Daydreaming in SopotBy Carole MARTINEZ Sofitel Grand Sopot
It’s the offseason, and from the balcony of his hotel room overlooking the Baltic Sea the author contemplates the vast strip of white sand that curves along the edge of Gdansk, Sopot and Gdynia, between the sea and the forest in the famous Danzig Corridor, and from his perch, notebook in hand, he hears and then transcribes the speech and thoughts of people on the beach, people who thus become the characters in his short story inspired by the scene.
A man wanders along the shore; a child dashes toward the water; a young woman, huddling in a red coat, is sitting in the sand; a teenager with a shaved head hovers around a bike locked to the fence that encloses the garden of the hotel where the novelist is staying while he writes his text and, directly under his window, an elegant man in his 30s comes out to smoke a cigarette on the terrace. Like the author, he’s watching the sea, the child, the beach, the boardwalk, the fence and the garden below.
As he observes the world around him, the author also tries to sneak up and surprise his thoughts, which is like listening to himself breathe. The flow of thought stagnates, it slows to accommodate the rhythm of his note-taking, the thoughts restrain themselves, they become organized, they sense that they are being watched.
Breath and thought are never freer than when they are unaware of themselves.
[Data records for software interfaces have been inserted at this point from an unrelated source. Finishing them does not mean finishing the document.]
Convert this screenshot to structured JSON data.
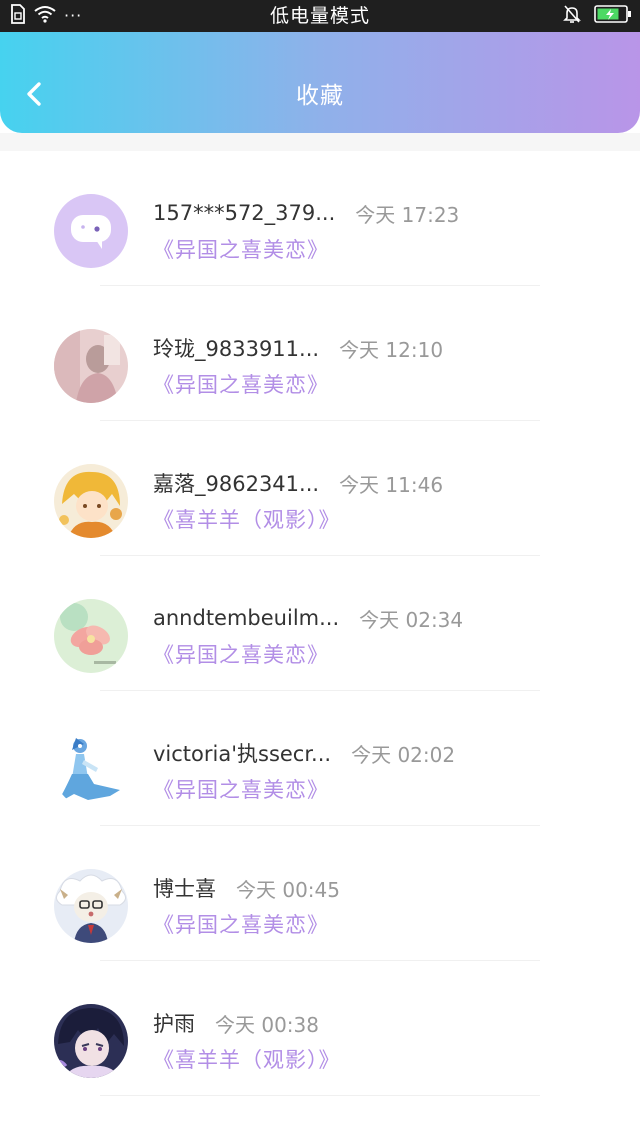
{
  "status_bar": {
    "title": "低电量模式",
    "dots": "···"
  },
  "header": {
    "title": "收藏"
  },
  "colors": {
    "header_gradient": [
      "#46d2ef",
      "#8fb1ea",
      "#b995e8"
    ],
    "link": "#b28ee6",
    "timestamp": "#999999",
    "username": "#333333"
  },
  "items": [
    {
      "username": "157***572_379...",
      "time": "今天 17:23",
      "title": "《异国之喜美恋》",
      "avatar": "chat-bubble-avatar"
    },
    {
      "username": "玲珑_9833911...",
      "time": "今天 12:10",
      "title": "《异国之喜美恋》",
      "avatar": "photo-avatar"
    },
    {
      "username": "嘉落_9862341...",
      "time": "今天 11:46",
      "title": "《喜羊羊（观影）》",
      "avatar": "anime-avatar"
    },
    {
      "username": "anndtembeuilm...",
      "time": "今天 02:34",
      "title": "《异国之喜美恋》",
      "avatar": "flower-avatar"
    },
    {
      "username": "victoria'执ssecr...",
      "time": "今天 02:02",
      "title": "《异国之喜美恋》",
      "avatar": "character-avatar"
    },
    {
      "username": "博士喜",
      "time": "今天 00:45",
      "title": "《异国之喜美恋》",
      "avatar": "sheep-avatar"
    },
    {
      "username": "护雨",
      "time": "今天 00:38",
      "title": "《喜羊羊（观影）》",
      "avatar": "anime-boy-avatar"
    }
  ]
}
The author writes that all writing is a construction.Even a poetic outburst is still thought listening to itself, self-adoring, mirror-like thought.
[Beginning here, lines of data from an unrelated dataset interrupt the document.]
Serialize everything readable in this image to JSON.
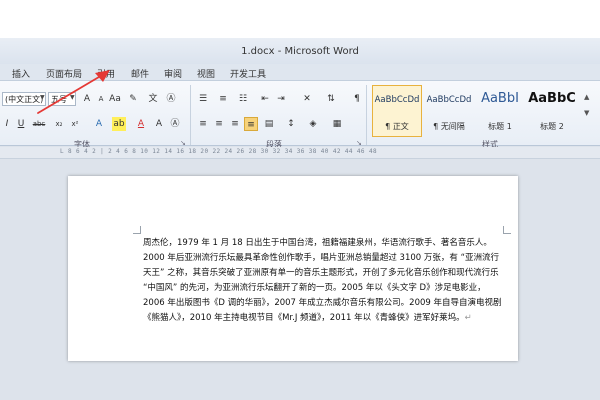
{
  "window": {
    "title": "1.docx - Microsoft Word"
  },
  "tabs": [
    "插入",
    "页面布局",
    "引用",
    "邮件",
    "审阅",
    "视图",
    "开发工具"
  ],
  "font": {
    "name": "(中文正文)",
    "size": "五号"
  },
  "groups": {
    "font": "字体",
    "paragraph": "段落",
    "styles": "样式"
  },
  "styles": [
    {
      "sample": "AaBbCcDd",
      "name": "正文",
      "selected": true
    },
    {
      "sample": "AaBbCcDd",
      "name": "无间隔",
      "selected": false
    },
    {
      "sample": "AaBbI",
      "name": "标题 1",
      "selected": false
    },
    {
      "sample": "AaBbC",
      "name": "标题 2",
      "selected": false
    }
  ],
  "ruler": "L 8 6 4 2 | 2 4 6 8 10 12 14 16 18 20 22 24 26 28 30 32 34 36 38 40 42 44 46 48",
  "document": {
    "text": "周杰伦，1979 年 1 月 18 日出生于中国台湾，祖籍福建泉州，华语流行歌手、著名音乐人。2000 年后亚洲流行乐坛最具革命性创作歌手，唱片亚洲总销量超过 3100 万张，有 “亚洲流行天王” 之称，其音乐突破了亚洲原有单一的音乐主题形式，开创了多元化音乐创作和现代流行乐 “中国风” 的先河，为亚洲流行乐坛翻开了新的一页。2005 年以《头文字 D》涉足电影业，2006 年出版图书《D 调的华丽》，2007 年成立杰威尔音乐有限公司。2009 年自导自演电视剧《熊猫人》，2010 年主持电视节目《Mr.J 频道》，2011 年以《青蜂侠》进军好莱坞。"
  },
  "colors": {
    "annotation_arrow": "#e53935",
    "selected_style": "#e8b23e",
    "page_bg": "#ffffff",
    "workspace": "#dde3eb"
  }
}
Wild mind is elusive. It does not consist of a single thread that is strung within us; it’s more a thick net, full of knots and holes, broken lines, layered like a millefeuille. As he writes in front of the sea, his head is filled, so much is running through his mind.